A re-enactment of an investigation.
Proposed for production July 2010
Slave Pianos, Scholte Gestalte, Proposal
A re-enactment of an investigation
A Cold Case / Chamber-Opera / Installation
On the 23rd of November 1994 Rob Scholte, the prolific “Dutch Andy Warhol”, and his wife Micky were victims of a car bombing outside his home in Amsterdam. Scholte was seriously injured and lost both his legs.
“The blast took away my voice. The only thing I said to her was this: ‘They finally got me,’” Scholte remembers. He had, he says, no specific enemy in mind.
In the weeks and months following the explosion Scholte and his wife, at first working independently of the police, began an elaborate, amateurish & obsessive investigation to uncover who had carried out the attack and, more importantly, why.
The explosive device had been a grenade, he said, and he was sure it had been meant for him. He added that the police now shared this view. “It’s about the corruption of the art world,” he told me.
Scholte Gestalte is a theatrical re-enactment of this investigation, written for actors, chamber choir, small ensemble, electronic signal processors & film projectors. The stage, to be designed and built by Slave Pianos, will be a detailed reconstruction of the intersection in central Amsterdam where the attack took place, the cast & musicians working amid the wreckage of the exploded car, a BMW, which Scholte himself had exhibited as an artwork in the months following the attack.
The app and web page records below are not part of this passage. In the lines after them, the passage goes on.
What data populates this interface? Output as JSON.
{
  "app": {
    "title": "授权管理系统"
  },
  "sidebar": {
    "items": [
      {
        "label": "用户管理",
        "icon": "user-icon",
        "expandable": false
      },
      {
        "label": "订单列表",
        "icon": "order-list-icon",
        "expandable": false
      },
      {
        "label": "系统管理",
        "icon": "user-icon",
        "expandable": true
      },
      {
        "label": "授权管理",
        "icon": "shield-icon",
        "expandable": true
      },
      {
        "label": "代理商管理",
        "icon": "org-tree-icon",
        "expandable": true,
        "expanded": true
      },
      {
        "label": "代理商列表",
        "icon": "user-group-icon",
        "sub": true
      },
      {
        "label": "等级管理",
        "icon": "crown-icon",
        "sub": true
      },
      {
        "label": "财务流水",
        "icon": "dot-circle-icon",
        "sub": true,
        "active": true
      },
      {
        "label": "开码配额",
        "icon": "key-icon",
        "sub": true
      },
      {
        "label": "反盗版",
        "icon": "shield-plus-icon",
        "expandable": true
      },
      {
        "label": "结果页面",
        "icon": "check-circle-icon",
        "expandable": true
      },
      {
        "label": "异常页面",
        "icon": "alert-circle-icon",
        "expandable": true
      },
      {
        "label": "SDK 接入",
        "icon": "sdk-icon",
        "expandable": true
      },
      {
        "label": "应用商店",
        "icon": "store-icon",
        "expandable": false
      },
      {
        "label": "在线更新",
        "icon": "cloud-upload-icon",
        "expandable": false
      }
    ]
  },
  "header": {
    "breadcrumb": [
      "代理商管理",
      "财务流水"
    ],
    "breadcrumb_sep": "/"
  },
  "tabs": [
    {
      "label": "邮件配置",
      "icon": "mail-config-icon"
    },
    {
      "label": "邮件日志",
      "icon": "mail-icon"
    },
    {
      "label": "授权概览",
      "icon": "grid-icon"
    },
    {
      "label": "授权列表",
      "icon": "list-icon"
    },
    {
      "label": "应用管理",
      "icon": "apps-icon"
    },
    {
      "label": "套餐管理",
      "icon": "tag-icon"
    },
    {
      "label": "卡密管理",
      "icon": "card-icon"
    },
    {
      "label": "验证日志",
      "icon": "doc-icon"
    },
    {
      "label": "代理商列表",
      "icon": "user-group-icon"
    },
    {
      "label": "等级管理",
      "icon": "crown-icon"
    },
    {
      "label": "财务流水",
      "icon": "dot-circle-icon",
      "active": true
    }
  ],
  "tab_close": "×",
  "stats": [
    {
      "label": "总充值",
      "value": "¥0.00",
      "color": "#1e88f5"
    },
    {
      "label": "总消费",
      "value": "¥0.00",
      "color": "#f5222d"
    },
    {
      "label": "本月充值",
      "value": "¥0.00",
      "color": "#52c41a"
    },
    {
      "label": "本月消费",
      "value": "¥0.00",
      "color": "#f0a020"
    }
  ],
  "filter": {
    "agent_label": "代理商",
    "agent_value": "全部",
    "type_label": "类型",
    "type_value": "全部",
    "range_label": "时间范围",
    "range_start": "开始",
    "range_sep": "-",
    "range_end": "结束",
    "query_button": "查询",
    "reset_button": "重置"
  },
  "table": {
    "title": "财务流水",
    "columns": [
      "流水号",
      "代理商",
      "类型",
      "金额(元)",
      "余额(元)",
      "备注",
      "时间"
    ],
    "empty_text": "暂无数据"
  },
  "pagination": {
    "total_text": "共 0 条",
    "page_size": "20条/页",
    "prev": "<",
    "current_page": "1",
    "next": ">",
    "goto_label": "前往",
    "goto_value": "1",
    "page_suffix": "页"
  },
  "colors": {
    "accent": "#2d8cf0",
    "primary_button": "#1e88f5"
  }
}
The proposed work draws musical material from two disparate sources: (a) Scholte’s early work as a musician on the record Above Suspicion by the early eighties post-punk rock band Suspect; and (b) the late choral writing of Carlo Gesualdo, the sixteenth century Italian aristocrat, murderer and, in Stravinsky’s memorable phraseology, “great, if emotionally disequilibrated, composer”.
“I don’t see how you survived,” I told Scholte upon my return. “There was an angel watching over us,” he said, without irony.
Scholte considered a wide array of potential perpetrators; two fellow artists, an art dealer, an art collector, a real-estate speculator, Japanese organized criminals, the West German secret police, one of his assistants, one of his ex-girlfriend’s ex-boyfriends, a poet and an art critic. Despite careful and thorough examination all of these possibilities the crime remained unsolved.
He still seems not to understand the extent to which his success rankled his peers whose careers had failed, but was aware that Amsterdam is no safer now than anywhere else in Europe. “He put in a complete new security system,” says Colin Huizing, an assistant. “Rob is very alert.”
Scholte Getsalte will further consider the bombing and it’s perceived motivations, artistic, sexual, financial, professional, religious & political, in relation to the contemporaneous car bombing campaign in southern Italy that claimed it’s most famous victim, the magistrate Giovanni Falcone, in May 1992, and the protracted and equally inconclusive judicial investigations & prosecutions of Life-Senator and seven time Italian Prime-Minister Giulio Andreotti that began in the 1980s and ran until 2003.